My name is Laura Marland. I'm a free-lance writer and artist, newly settled in Broadlands, Illinois.
My friend Carol and I have, once or twice, gotten into a minor tiff about what it takes to be a writer. Carol was my high-school history teacher many years ago, and she does, bless her heart, tend toward a certain all-knowing maternalism, which, at times, drives me nuts.
The tiff develops when she points out to me that to be a writer, one has to write every day, for a significant length of time.
"Get real," I say. "If that were true, no one except the wealthy would ever get out a book. People who do dishes, change diapers, work as firefighters, clerks, bartenders, bankers, they write."
I get impatient with talk about What It Takes to Be a Writer because I think it's based on Romantic notions that place more importance on artists than on art and argues for an irrelevant perfectionism that dwells uneasily with creativity.
But there is, famously, an argument about another "requirement" of the writing life that has influenced me-Virginia Woolf's A Room of One's Own. She points out that a writer must have what few women of her day had--a place to engage in that most unfeminine activity-thought.
In the spring I married the man of my dreams; last summer we moved to a house in the southeastern edge of Champaign County, Illinois. The floor's bare; nothing matches; it's crowded; it's home. But there's a problem. It's just one big room.
We've got plans. My husband has begun designing the attic, says it's got plenty of room for a separate study for me. A Room of My Own, where I can retire and write.
But for now, I write at an old farmhouse kitchen table, inches from the big table at which we spend most of our time.
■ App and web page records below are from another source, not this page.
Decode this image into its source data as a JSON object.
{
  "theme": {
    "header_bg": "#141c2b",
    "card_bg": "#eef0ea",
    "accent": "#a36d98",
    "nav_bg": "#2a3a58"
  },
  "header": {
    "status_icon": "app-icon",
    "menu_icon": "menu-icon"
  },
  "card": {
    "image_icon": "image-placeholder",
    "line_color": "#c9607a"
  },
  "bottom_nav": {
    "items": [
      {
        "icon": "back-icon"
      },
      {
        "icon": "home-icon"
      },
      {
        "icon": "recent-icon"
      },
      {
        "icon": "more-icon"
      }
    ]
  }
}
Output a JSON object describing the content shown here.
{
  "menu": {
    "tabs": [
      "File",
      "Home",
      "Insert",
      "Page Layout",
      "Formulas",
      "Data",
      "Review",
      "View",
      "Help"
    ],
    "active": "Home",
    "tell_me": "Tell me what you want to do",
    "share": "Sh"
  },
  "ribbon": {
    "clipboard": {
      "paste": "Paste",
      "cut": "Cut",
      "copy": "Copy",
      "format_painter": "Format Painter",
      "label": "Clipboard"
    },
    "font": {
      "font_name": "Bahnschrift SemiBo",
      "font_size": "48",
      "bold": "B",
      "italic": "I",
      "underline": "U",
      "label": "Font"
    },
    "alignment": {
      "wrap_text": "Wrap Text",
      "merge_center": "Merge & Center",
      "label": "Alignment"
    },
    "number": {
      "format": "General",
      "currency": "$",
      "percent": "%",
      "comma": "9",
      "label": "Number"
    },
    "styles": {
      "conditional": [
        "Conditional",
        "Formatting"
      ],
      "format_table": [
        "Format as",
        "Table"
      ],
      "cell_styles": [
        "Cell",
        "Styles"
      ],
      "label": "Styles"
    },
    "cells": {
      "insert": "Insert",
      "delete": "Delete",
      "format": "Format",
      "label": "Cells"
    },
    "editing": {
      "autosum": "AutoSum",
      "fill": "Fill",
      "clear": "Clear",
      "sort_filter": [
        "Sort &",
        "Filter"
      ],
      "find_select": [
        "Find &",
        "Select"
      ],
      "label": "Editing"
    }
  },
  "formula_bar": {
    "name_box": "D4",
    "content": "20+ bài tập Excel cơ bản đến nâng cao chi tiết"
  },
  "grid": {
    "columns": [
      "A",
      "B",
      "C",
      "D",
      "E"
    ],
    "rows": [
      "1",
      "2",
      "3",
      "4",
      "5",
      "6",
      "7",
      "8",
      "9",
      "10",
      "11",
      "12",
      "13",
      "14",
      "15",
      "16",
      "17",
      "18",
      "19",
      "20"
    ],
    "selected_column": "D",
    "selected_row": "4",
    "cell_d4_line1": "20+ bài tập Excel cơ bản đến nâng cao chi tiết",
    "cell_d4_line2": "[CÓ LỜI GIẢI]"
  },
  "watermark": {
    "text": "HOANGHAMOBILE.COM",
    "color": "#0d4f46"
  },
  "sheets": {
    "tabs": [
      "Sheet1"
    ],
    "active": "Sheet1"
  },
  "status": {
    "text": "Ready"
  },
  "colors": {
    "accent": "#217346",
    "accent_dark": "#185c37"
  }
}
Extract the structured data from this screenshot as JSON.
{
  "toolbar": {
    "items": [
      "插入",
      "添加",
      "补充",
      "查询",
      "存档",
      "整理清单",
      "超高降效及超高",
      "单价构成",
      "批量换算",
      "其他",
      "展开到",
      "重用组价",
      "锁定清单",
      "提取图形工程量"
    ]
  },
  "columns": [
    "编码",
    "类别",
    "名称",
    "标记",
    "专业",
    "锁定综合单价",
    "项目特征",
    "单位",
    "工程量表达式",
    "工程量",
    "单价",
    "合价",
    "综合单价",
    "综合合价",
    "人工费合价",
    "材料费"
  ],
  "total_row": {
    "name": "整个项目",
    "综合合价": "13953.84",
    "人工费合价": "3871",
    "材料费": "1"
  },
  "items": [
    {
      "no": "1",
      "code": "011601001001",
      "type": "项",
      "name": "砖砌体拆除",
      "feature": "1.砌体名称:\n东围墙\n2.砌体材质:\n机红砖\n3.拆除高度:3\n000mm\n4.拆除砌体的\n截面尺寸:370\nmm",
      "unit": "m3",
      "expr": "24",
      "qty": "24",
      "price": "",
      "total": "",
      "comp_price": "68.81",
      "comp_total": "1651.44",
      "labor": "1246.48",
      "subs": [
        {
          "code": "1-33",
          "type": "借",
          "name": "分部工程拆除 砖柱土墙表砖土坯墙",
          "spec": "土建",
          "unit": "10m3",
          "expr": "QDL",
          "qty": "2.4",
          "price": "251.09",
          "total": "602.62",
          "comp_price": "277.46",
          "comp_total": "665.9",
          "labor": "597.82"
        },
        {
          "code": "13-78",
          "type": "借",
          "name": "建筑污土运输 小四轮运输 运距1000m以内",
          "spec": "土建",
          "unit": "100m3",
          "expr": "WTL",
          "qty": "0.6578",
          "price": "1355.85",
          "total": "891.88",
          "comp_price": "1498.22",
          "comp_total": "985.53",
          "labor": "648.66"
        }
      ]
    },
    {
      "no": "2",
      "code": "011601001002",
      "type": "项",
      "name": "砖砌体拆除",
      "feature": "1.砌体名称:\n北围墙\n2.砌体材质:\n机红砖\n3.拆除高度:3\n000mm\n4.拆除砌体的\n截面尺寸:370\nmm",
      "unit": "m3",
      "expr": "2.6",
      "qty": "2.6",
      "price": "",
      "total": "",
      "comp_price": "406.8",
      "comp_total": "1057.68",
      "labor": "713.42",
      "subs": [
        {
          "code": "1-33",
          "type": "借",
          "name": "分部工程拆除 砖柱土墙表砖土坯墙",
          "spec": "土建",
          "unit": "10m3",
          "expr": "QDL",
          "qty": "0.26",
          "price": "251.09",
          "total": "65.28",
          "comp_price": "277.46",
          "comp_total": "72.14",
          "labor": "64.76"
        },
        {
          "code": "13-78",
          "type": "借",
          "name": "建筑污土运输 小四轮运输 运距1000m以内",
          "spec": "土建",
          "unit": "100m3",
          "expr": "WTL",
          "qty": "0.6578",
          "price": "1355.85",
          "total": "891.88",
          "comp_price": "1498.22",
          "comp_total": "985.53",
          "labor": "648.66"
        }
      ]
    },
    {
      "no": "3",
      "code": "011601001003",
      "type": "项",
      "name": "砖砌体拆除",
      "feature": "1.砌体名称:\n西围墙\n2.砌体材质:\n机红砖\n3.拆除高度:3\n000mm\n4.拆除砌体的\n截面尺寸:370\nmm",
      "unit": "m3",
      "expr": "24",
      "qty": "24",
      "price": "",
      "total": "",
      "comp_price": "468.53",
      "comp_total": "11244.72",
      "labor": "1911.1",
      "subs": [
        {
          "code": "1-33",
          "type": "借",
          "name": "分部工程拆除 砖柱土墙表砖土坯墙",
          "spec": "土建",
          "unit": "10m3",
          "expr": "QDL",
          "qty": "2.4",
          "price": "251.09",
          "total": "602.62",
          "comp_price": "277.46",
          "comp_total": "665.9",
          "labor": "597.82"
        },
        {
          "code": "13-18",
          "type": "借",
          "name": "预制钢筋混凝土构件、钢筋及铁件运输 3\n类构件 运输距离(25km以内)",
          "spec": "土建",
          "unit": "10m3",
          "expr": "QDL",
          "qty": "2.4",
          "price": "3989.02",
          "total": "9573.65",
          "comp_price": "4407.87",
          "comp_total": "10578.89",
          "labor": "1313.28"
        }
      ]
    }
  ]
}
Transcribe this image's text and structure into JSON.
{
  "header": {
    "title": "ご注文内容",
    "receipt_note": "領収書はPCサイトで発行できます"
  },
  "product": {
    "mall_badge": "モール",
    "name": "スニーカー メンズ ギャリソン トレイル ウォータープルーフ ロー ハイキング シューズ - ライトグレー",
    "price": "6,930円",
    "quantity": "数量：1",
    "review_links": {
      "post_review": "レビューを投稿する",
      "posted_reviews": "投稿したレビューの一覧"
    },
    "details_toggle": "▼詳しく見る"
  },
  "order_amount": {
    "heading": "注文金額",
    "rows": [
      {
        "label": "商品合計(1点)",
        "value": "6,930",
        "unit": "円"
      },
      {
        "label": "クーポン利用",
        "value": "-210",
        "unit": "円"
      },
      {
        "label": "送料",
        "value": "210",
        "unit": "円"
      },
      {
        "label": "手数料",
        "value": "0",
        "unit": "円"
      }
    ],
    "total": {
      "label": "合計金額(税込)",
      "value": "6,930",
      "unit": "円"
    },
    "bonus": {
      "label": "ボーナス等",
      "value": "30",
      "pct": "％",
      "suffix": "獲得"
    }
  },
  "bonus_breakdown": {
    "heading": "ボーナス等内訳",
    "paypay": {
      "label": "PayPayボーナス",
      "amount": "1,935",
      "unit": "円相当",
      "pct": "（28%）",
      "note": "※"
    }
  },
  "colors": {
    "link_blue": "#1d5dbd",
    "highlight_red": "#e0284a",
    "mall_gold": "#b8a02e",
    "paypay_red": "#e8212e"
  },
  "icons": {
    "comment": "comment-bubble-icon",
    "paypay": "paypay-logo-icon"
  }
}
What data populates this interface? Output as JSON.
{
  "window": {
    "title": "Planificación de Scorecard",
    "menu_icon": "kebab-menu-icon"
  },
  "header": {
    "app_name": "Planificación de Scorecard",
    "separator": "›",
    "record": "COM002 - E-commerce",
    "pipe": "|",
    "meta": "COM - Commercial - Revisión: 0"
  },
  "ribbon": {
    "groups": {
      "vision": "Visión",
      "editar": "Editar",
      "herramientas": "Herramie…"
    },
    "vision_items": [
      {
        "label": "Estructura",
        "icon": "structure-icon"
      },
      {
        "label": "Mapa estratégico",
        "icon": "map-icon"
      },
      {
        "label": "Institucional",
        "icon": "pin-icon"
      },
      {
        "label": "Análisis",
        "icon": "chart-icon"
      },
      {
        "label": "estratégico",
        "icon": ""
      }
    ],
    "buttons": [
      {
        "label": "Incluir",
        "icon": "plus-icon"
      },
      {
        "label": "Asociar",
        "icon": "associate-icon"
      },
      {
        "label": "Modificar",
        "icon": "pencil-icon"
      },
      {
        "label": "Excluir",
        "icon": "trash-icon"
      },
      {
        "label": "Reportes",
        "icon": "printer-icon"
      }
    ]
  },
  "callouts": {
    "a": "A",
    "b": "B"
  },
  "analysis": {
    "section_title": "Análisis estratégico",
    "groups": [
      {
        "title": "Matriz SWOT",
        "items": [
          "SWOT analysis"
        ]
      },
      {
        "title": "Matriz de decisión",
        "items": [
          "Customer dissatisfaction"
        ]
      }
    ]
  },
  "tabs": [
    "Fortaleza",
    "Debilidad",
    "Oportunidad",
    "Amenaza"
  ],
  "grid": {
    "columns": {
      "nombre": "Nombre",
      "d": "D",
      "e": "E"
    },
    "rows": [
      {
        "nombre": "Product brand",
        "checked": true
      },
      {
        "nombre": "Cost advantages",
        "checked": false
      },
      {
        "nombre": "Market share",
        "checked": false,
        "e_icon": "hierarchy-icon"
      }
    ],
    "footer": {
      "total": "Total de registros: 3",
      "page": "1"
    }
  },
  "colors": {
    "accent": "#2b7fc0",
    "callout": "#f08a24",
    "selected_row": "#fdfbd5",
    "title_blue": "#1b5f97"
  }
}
Beyond the window in front of me there's a crabapple tree, swarming with robins. They make quite a picture: the birds, the berries, the clear blue sky of early autumn.
Of course, I haven't written anything when anyone's around-neither my husband nor my two stepchildren, who come to stay every few weekends, and are, like their father, bearers of light and laughter and joy.
They are a great gift to me, the only children I will every have.
But I get tense when I hear they're planning to come.
My husband knows why. He says it's because I act like their arrival is the Second Coming. I cook; I clean; I treat them like honored guests. He says I need to learn to treat them like children, who understand that grown-ups have things to do. And really just want to be around.
So last weekend, while they were here, I popped Beethoven into my Walkman, sat down at my little blue table, inches from where my new family gathered, and wrote.
The Pastoral filled my head; the birds perched; the keys of my laptop clicked. I had achieved something that wasn't available to Virginia Woolf: an electronic space. Headroom of My Own.
Between my last marriage and this one, I had plenty of time to be alone. I had an apartment overlooking Lake Michigan where waves crashed on the beach across the street. I had, my friends said, Taken Control of My Life and My Space. I didn't write a word.
It will be spring before the attic space is finished, spring before I can climb to my perfect little writer's retreat, sit among my books, be alone, and create.
I'm going to get lonely and go downstairs to work.